A blood test showed potential for predicting relapse in nonmetastatic colon cancer patients and for reducing unnecessary treatments in a large study reported in a late-breaking presentation on September 28 at the European Society for Medical Oncology (ESMO) Congress in Barcelona, Spain.
The prospective, phase III study -- International Duration Evaluation of Adjuvant Chemotherapy - France (IDEA-France) -- included 805 patients with stage III colon cancer. Among the patients, 13.5% had circulating tumor DNA (ctDNA) in their blood after resection and prior to treatment with chemotherapy. The disease-free survival rate was much lower for those with ctDNA than for those without, at 64% versus 82%, reported Dr. Julien Taieb, PhD, head of gastroenterology and digestive oncology at the Hôpital Européen Georges-Pompidou in Paris, and colleagues.
In a statement from ESMO, Taieb said the study confirms ctDNA as an independent prognostic biomarker in colorectal cancer.
IDEAs on duration of chemo
The study was part of a multinational project organized by the IDEA collaboration comparing three months of oxaliplatin-based chemotherapy to a standard six-month treatment course in randomized trials of patients with stage II/III colon cancer. The goal was to see if patients could get the benefits of adjuvant chemotherapy but with a shorter and therefore less toxic treatment course. Two types of oxaliplatin-based chemotherapy regimens were tested: capecitabine and oxaliplatin, known as CAPOX, and fluorouracil, leucovorin, and oxaliplatin, known as FOLFOX.
In 2018, an analysis of pooled studies for almost 13,000 patients showed that disease-free survival was superior with the standard six months of treatment (Grothy et al, New England Journal of Medicine, March 29, 2018, Vol. 378, pp. 1177-1188).
Looking at subsets, among those who received CAPOX, three months sufficed; however, for FOLFOX, six months of treatment was better.

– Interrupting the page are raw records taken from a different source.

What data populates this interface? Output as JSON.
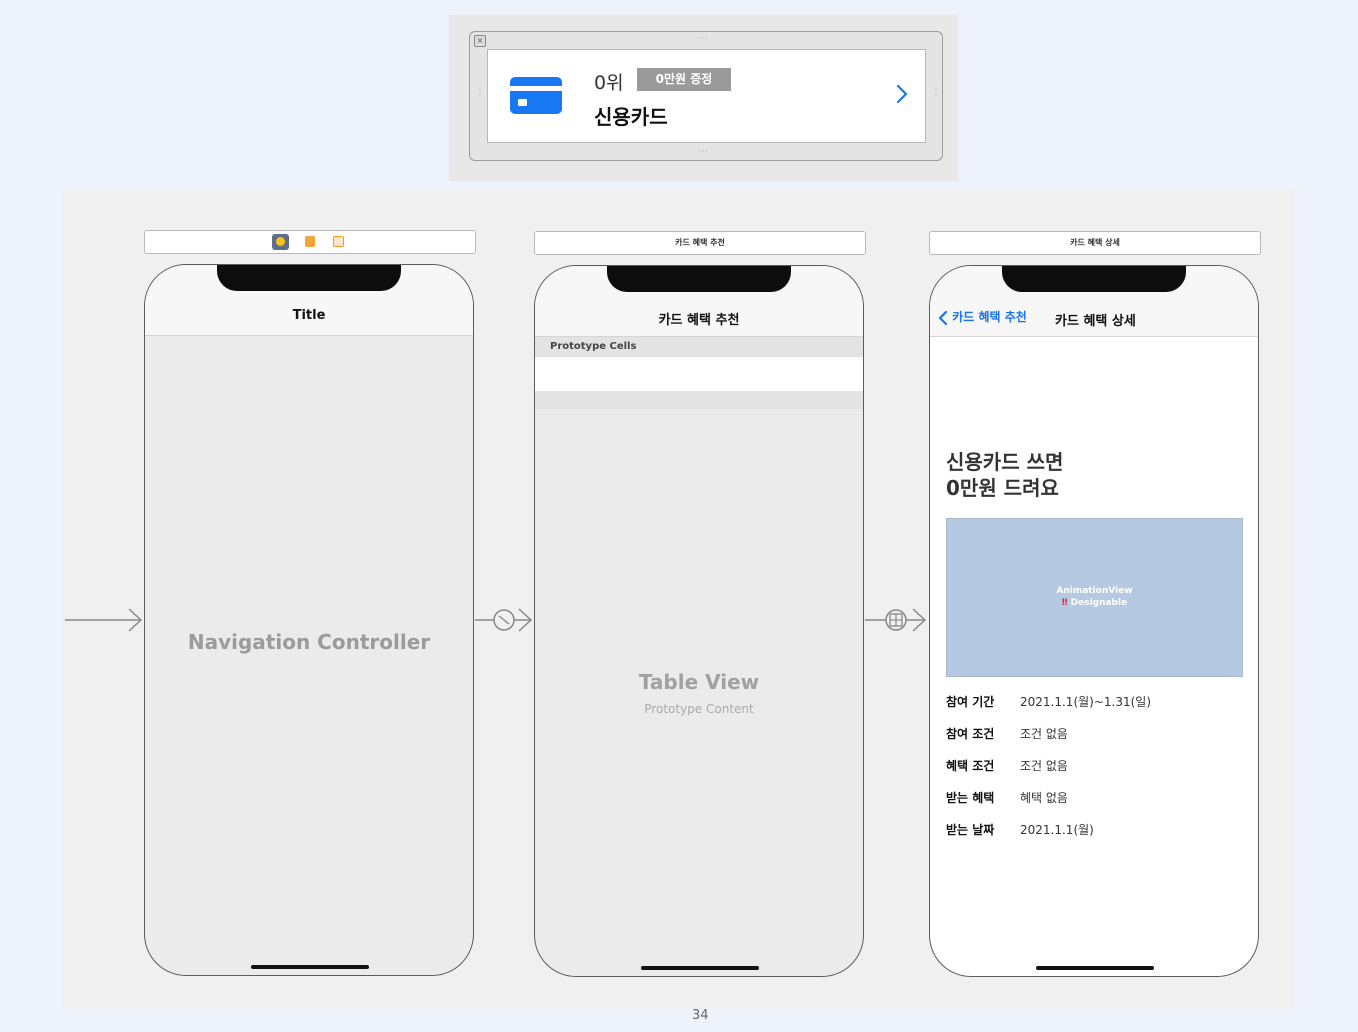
{
  "cell_preview": {
    "rank": "0위",
    "badge": "0만원 증정",
    "name": "신용카드",
    "close_glyph": "×",
    "icons": [
      "credit-card-icon",
      "chevron-right-icon",
      "close-icon"
    ]
  },
  "scenes": {
    "navigation": {
      "nav_title": "Title",
      "label": "Navigation Controller",
      "bar_icons": [
        "view-controller-icon",
        "first-responder-icon",
        "exit-icon"
      ]
    },
    "table": {
      "bar_label": "카드 혜택 추천",
      "nav_title": "카드 혜택 추천",
      "section_header": "Prototype Cells",
      "label": "Table View",
      "sublabel": "Prototype Content"
    },
    "detail": {
      "bar_label": "카드 혜택 상세",
      "back_label": "카드 혜택 추천",
      "nav_title": "카드 혜택 상세",
      "headline_line1": "신용카드 쓰면",
      "headline_line2": "0만원 드려요",
      "animation_view_label": "AnimationView",
      "designable_warning": "‼",
      "designable_label": "Designable",
      "info": [
        {
          "label": "참여 기간",
          "value": "2021.1.1(월)~1.31(일)"
        },
        {
          "label": "참여 조건",
          "value": "조건 없음"
        },
        {
          "label": "혜택 조건",
          "value": "조건 없음"
        },
        {
          "label": "받는 혜택",
          "value": "혜택 없음"
        },
        {
          "label": "받는 날짜",
          "value": "2021.1.1(월)"
        }
      ]
    }
  },
  "colors": {
    "accent": "#1a73f5",
    "card": "#1877f2",
    "badge": "#9a9a9a",
    "animation_view": "#b6c9e3"
  },
  "page_number": "34"
}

In an exploratory analysis of both regimens combined, those with lower-risk cancers had similar disease-free survival rates, regardless of whether they were treated for three or six months.
Dr. Richard Schilsky, chief medical officer of the American Society of Clinical Oncology, concluded at the time that three months of CAPOX might be appropriate for some patients, and he called for better biomarkers to predict risk and response, as well as less-toxic, effective treatments (NEJM, March 29, 2018, Vol. 378, pp. 1242-1244).

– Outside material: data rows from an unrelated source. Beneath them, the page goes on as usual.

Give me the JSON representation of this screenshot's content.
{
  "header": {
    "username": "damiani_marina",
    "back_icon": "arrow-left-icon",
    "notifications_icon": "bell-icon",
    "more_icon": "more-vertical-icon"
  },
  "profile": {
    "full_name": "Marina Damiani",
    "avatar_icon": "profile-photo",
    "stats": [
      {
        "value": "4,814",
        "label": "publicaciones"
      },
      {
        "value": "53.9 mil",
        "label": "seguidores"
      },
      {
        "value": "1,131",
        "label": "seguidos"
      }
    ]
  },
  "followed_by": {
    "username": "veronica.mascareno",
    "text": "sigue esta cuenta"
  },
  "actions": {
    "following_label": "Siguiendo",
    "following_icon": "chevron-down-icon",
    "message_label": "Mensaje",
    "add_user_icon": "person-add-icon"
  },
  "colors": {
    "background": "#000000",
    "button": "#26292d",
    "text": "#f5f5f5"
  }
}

In the IDEA-FRANCE data presented at ESMO 2019, most of the patients (90%) in the analysis were treated with FOLFOX. Patients had a similar prognosis whether they were treated for three months or six months, regardless of whether they were positive or negative for ctDNA after surgery and prior to chemotherapy, the researchers reported.
"ctDNA testing did not predict which patients should have three or six months of adjuvant chemotherapy and there is continuing debate over the optimal type and duration of treatment for patients who are ctDNA positive, but we do now know that ctDNA is a major prognostic factor which will be very useful in stratifying patients and driving future trials of colorectal cancer," Taieb said in the ESMO statement. "In all subgroups, [ctDNA-positive] patients who only had three months of adjuvant therapy had the worst prognosis."
The IDEA-FRANCE study is one of the first to show that liquid biopsy may help identify which patients with early-stage colon cancer are clear after surgery and do not need chemotherapy, though more research is needed to confirm this finding, Alberto Bardelli, PhD, of the University of Turin in Italy, said in the statement.